Growing evidence of a cooling trend raises the prospect that online retailers won't hit the ambitious sales-growth targets that Wall Street has set for the once red-hot sector. That could pressure the stocks, which have already slid from their highs of a month or so ago. As a result, the red ink was flowing Monday.
The biggest victim of investors' reduced confidence in e-tailers Monday was
, which saw its stock drop 15% following a downgrade by underwriter
. Shares of
tumbled 7% and
slipped 5%. Meanwhile, bricks-and-mortar retailers rallied, led by a 3.5% gain in
Stories in the papers and on TV depicting e-tailing chaos -- sites down, orders delayed -- may have contributed to a last-minute shift toward bricks-and-mortar shopping, analysts say. And this cooling trend raises the question of how much e-tailers will have to change to maintain customer and investor loyalty.
"The popular press scare story became so pervasive that it may have influenced shoppers in the week before Christmas," says Rick Miller, senior Internet analyst at
Cahners In-Stat Group
, a Newton, Mass.-based market research firm.
Blue in the Face
But make no mistake: Online retailers are seeing real weakness. Add to that shrinking pie the sky-high growth expectations on Wall Street, and you have the recipe for a headache. "Expectations that the Street put on these e-tailers may have been too high," says Miller, who doesn't rate individual stocks. "It's hard to be held to a growth rate that strong."
eToys, for instance, is expected to report $77.8 million in revenue in its fourth quarter, up from $22 million a year ago, according to Robertson Stephens e-tail analyst Lauren Cooks Levitan. But while eToys may very well hit this revenue number, Levitan says the company may come under gross margin pressure in its pursuit to hit the revenue number. eToys, which is still valued at more than $3 billion in the market, didn't return calls seeking comment; its corporate offices are closed this week.
"Revenue volumes are up big, but the market is now starting to be more discerning about e-tailers' quality of earnings," says David Readerman, an analyst with
Thomas Weisel Partners
. Readerman says that before this, it was only a matter of will customers come. But "now a lot of analysts are looking at each company's return on invested capital and gross margins as well."
In the Mix
Looking beyond what is now expected to be a weaker-than-expected holiday season, analysts say the stock moves could force e-tailers to rethink their business models.
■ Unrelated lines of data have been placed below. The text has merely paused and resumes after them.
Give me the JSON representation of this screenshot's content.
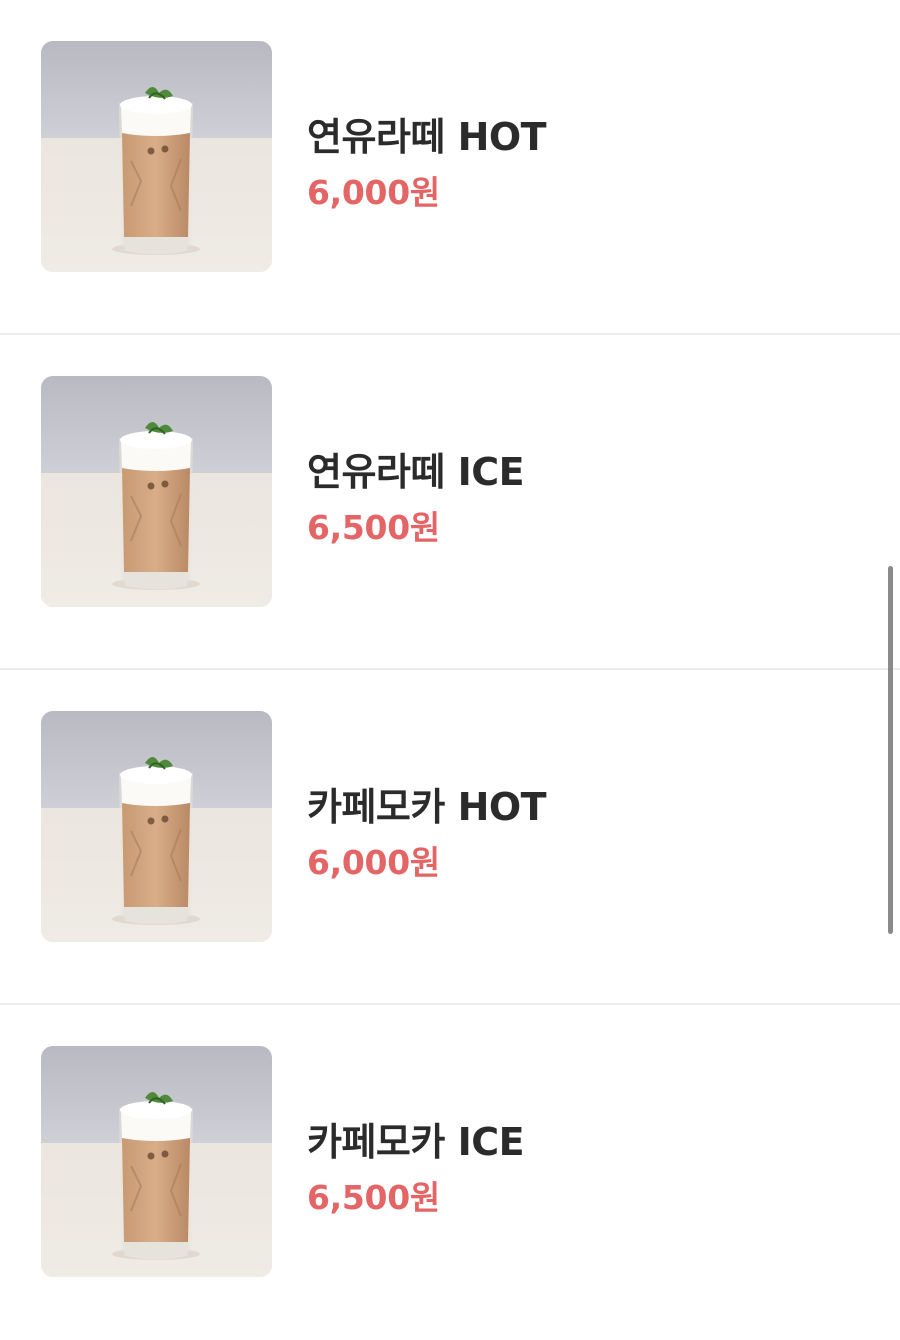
{
  "colors": {
    "name_text": "#2b2b2b",
    "price_text": "#e46565",
    "divider": "#ececec",
    "scrollbar": "#8a8a8a"
  },
  "menu": {
    "items": [
      {
        "name": "연유라떼 HOT",
        "price": "6,000원",
        "image": "iced-latte-glass-photo"
      },
      {
        "name": "연유라떼 ICE",
        "price": "6,500원",
        "image": "iced-latte-glass-photo"
      },
      {
        "name": "카페모카 HOT",
        "price": "6,000원",
        "image": "iced-latte-glass-photo"
      },
      {
        "name": "카페모카 ICE",
        "price": "6,500원",
        "image": "iced-latte-glass-photo"
      }
    ]
  }
}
Customer service issues, for one, could hurt e-tailers beyond the Christmas season. Levitan at Robertson Stephens notes that 10.9% of respondents of the firm's weekly survey said they wouldn't shop at a Web site again due to poor service, up from 8.8% the week earlier.
Levitan cut her rating on eToys Monday to long-term attractive from buy. Since it hit 61 on Dec. 1, eToys is down some 57%. Over the past week, Amazon is off 20% and
is down 18%.
One positive to all this is that the just-before Christmas slowdown will no longer be such a surprise next year. "Once analysts and investors understand that the week or two before Christmas will always be slower, then e-tailers won't get banged around so much," says Miller at Cahners In-Stat Group. E-tailers, unfortunately, can't roll the clock ahead a year.